21.01.2008 | Monday

The Global Broadband Speed Test

According to CRRC's 2007 Data Initiative 2007 (visit www.crrccenters.org), around 3% of the population have Internet access at home in Georgia; nevertheless, we were curious to know how fast these people’s Internet speed is across the Caucasus.
06.05.2008 | Tuesday

Diversity Polling on the Caucasus | Ask500

Sometimes it's worth clicking on those Gmail links. "Ask 500" is a website in beta, the web version of a straw poll. Polling? Surveys? Obviously I wanted to know more. To say it up front: it's about as unrepresentative as you can get, since it assembles those that suffer from terminal curiosity.
16.05.2008 | Friday

Creative Commons for the Caucasus! | A real opportunity

Many readers will already be aware of the concept of Creative Commons. The basic idea is to facilitate collaboration, interaction and people adding value to each other's online work. Creative Commons provides licenses for sharing easily, without giving up some of the author's basic rights. A great exposition of this entire concept is given by the founder of the entire idea, Lawrence Lessig, in an engaging TED talk (you didn't think that intellectual property rights could be that entertaining, did you?). See below.
09.07.2008 | Wednesday

Caucasus Data | Language: Russian versus English?

Recently, we happened upon an article that talks about the use of Russian across the Caucasus. Is Russian becoming obsolete? According to the article, some Georgian politicians suggest this is the case. At the same time, the article points out that the uptake of English is too slow to replace Russian as a lingua franca.
30.07.2008 | Wednesday

Cuil for the Caucasus? A quick test!

As many of you may have heard, this week saw the launch of a competitor to Google. Cuil, which apparently is an old Irish word for knowledge, has been set up by several former Googlists and promises a search that's more oriented on content, and says it can do a more comprehensive job in the ever-expanding worldwide web.
04.08.2008 | Monday

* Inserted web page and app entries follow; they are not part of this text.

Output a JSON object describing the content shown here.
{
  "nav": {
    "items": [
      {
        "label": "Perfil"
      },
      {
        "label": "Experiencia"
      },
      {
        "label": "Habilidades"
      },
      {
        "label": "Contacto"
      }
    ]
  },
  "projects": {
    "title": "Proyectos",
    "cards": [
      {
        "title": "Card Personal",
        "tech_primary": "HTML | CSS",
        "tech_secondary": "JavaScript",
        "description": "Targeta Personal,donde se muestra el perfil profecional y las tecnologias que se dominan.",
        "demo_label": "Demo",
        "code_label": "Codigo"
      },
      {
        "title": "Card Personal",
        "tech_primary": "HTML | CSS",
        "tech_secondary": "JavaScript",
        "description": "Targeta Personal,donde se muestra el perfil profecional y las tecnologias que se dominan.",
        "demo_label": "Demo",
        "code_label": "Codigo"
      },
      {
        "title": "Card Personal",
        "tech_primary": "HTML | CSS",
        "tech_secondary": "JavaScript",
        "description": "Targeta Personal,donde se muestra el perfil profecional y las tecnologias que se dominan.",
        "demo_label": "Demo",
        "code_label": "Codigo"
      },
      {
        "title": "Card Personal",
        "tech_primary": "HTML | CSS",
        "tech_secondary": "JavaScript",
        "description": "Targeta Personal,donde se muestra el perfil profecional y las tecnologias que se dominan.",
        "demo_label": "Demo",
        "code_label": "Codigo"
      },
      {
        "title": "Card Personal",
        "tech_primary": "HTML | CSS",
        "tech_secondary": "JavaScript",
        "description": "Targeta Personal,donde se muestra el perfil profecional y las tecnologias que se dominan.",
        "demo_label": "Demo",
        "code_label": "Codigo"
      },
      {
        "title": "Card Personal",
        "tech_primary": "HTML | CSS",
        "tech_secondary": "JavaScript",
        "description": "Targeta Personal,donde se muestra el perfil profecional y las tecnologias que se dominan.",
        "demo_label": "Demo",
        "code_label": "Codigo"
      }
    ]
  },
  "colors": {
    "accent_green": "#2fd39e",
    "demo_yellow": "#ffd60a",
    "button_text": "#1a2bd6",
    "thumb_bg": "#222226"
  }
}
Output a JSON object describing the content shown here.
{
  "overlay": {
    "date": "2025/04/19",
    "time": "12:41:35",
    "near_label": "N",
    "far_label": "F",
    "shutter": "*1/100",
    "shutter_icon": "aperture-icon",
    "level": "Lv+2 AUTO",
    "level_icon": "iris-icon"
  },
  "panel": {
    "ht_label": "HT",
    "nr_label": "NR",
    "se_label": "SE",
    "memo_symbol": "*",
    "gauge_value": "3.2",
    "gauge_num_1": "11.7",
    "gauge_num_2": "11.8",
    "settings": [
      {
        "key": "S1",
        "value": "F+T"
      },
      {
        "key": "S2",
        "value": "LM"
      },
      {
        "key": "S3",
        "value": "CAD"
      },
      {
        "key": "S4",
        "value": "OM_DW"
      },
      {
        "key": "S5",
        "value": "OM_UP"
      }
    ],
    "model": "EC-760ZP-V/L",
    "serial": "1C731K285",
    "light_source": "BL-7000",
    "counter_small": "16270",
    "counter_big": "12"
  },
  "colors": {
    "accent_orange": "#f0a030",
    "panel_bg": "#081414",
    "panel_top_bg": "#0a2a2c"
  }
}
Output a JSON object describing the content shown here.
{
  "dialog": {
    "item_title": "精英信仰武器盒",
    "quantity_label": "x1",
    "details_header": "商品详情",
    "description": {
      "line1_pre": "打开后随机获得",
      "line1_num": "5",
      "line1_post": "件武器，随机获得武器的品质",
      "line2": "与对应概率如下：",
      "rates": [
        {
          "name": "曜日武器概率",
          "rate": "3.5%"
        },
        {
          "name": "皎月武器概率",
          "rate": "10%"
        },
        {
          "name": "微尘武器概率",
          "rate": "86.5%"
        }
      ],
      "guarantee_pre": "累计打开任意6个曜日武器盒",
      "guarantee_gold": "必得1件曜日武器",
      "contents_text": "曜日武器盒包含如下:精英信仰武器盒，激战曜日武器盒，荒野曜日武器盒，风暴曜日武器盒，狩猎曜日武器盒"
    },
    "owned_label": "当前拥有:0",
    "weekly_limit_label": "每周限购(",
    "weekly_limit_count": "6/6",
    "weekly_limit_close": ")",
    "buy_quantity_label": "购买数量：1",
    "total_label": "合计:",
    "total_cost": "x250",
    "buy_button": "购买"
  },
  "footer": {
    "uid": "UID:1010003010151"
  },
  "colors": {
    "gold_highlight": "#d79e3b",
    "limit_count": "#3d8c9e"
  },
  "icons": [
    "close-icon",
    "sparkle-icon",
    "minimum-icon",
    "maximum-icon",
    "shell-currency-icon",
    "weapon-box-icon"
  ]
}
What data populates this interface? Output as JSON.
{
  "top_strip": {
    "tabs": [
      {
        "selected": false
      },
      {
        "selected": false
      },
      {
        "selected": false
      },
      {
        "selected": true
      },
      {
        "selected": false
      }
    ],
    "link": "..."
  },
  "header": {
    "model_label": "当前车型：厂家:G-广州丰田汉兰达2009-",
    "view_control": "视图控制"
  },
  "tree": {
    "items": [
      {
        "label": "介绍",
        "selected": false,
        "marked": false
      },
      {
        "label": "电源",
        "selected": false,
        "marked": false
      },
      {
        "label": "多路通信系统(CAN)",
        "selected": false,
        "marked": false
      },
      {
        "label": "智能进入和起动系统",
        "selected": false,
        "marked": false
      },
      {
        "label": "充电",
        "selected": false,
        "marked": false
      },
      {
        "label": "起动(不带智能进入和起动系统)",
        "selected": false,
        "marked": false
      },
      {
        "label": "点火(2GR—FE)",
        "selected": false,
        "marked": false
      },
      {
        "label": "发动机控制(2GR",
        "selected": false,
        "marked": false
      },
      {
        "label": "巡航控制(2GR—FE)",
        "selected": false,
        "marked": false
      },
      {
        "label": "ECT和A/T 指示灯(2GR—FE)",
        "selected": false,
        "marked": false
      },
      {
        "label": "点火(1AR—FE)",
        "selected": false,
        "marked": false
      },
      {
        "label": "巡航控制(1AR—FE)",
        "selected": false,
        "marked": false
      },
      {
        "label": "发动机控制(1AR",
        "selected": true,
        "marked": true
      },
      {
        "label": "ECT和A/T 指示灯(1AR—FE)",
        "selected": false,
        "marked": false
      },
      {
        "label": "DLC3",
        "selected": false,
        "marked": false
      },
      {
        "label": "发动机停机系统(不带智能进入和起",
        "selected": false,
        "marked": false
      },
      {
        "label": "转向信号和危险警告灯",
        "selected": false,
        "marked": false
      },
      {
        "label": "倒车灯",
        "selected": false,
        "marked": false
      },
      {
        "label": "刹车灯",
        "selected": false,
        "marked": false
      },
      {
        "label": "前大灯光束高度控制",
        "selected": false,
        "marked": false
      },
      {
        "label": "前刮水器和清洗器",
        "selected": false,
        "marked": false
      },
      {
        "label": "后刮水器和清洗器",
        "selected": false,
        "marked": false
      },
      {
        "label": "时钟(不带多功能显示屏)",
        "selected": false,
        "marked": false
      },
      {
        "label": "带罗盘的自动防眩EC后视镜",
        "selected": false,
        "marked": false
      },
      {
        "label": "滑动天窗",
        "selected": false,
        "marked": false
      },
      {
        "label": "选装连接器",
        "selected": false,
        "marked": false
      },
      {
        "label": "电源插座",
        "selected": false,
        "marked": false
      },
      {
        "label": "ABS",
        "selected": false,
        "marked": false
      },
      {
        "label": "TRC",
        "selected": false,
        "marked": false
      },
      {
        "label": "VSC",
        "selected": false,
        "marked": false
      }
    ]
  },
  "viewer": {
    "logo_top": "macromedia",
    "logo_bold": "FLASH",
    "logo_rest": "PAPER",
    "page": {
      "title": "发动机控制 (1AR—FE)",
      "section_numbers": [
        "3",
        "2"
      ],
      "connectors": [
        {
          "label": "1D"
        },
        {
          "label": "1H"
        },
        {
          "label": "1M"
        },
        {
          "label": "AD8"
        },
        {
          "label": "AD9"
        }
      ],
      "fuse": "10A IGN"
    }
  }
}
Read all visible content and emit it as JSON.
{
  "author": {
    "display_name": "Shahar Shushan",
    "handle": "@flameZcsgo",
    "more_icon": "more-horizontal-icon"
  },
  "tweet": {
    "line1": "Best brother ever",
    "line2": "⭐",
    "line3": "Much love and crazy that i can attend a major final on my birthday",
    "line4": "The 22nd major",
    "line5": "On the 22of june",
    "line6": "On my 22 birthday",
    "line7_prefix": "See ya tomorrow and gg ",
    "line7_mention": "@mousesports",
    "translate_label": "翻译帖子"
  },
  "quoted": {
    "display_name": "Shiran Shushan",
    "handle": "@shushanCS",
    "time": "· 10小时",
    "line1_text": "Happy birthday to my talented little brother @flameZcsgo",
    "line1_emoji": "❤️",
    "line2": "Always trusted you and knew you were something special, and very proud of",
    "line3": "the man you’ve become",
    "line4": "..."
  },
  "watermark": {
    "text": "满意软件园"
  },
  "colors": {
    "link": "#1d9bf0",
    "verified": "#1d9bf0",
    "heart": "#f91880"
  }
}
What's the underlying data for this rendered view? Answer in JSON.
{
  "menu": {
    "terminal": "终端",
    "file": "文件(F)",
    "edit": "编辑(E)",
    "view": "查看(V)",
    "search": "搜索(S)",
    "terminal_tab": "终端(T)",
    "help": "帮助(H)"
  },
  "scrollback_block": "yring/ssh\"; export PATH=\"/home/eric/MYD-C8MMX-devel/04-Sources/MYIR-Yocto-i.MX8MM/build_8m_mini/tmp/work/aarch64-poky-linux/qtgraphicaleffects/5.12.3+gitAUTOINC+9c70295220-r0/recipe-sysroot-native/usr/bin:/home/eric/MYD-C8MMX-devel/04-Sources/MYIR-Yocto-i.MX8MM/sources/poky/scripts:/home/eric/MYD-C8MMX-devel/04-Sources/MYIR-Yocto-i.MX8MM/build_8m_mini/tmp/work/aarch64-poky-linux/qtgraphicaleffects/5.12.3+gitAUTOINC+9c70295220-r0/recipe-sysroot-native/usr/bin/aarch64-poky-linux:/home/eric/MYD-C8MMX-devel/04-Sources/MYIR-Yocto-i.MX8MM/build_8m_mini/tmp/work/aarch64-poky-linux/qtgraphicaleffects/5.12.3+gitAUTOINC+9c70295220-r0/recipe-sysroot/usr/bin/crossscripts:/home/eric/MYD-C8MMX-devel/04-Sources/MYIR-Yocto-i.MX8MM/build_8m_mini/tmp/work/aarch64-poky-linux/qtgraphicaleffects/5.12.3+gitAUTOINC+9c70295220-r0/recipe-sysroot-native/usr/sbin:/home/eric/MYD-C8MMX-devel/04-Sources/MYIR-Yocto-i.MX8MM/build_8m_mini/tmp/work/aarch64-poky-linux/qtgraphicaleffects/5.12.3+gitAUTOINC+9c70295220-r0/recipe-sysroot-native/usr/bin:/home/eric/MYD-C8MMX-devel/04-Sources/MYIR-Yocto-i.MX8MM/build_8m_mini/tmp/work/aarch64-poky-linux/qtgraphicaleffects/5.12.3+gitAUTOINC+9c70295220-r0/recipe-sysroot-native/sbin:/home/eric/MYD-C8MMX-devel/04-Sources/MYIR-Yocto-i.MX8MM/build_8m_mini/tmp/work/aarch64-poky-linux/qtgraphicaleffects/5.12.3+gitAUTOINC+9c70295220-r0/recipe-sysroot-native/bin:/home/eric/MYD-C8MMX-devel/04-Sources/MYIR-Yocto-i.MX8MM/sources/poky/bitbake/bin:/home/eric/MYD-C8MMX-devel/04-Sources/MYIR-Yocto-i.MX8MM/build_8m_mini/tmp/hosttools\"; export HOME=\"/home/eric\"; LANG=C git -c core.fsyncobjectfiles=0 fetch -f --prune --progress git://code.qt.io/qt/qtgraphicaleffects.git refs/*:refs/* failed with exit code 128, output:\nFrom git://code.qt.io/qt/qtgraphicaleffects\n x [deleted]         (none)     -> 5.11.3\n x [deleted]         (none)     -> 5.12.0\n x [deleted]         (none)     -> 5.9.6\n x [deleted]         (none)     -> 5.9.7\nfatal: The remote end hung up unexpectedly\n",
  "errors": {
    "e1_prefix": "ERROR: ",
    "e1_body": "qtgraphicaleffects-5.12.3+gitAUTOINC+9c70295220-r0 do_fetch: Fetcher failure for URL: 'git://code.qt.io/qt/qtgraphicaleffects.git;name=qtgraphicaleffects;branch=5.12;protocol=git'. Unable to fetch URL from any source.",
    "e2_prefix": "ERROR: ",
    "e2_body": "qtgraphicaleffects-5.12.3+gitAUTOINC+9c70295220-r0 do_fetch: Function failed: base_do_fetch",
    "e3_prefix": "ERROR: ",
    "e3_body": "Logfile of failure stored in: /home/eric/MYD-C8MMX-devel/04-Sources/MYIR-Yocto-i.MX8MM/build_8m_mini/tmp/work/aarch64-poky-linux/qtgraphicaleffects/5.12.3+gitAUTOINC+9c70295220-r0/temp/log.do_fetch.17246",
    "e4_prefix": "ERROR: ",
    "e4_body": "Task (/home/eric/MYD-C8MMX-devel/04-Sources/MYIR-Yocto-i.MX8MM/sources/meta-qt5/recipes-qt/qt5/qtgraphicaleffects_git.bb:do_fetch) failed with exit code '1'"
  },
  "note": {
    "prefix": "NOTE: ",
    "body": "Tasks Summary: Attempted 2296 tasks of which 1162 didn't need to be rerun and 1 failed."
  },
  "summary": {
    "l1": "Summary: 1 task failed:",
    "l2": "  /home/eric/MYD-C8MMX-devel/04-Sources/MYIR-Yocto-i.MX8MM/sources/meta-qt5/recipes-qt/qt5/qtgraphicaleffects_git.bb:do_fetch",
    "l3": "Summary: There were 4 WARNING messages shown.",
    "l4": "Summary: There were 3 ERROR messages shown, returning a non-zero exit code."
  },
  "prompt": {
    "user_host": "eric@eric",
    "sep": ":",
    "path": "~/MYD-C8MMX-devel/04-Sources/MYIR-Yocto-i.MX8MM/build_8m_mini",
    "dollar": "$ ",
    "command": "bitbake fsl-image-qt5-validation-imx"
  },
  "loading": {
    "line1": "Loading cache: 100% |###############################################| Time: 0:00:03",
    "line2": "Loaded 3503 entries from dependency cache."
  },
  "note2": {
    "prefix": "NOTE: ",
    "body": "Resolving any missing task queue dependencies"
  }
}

Georgia: Women's Participation in Politics

Women’s participation at all levels of elections in Georgia is diminishing. As the Caucasus Women’s Network (CWN)reports, women inGeorgia were less represented in terms of candidates in the last parliamentary elections than in any previous parliamentary elections inGeorgia’s democratic history. On the other hand, women’s low political participation in elected bodies belies women’s activeness in civil society institutions, where females appear to be very active.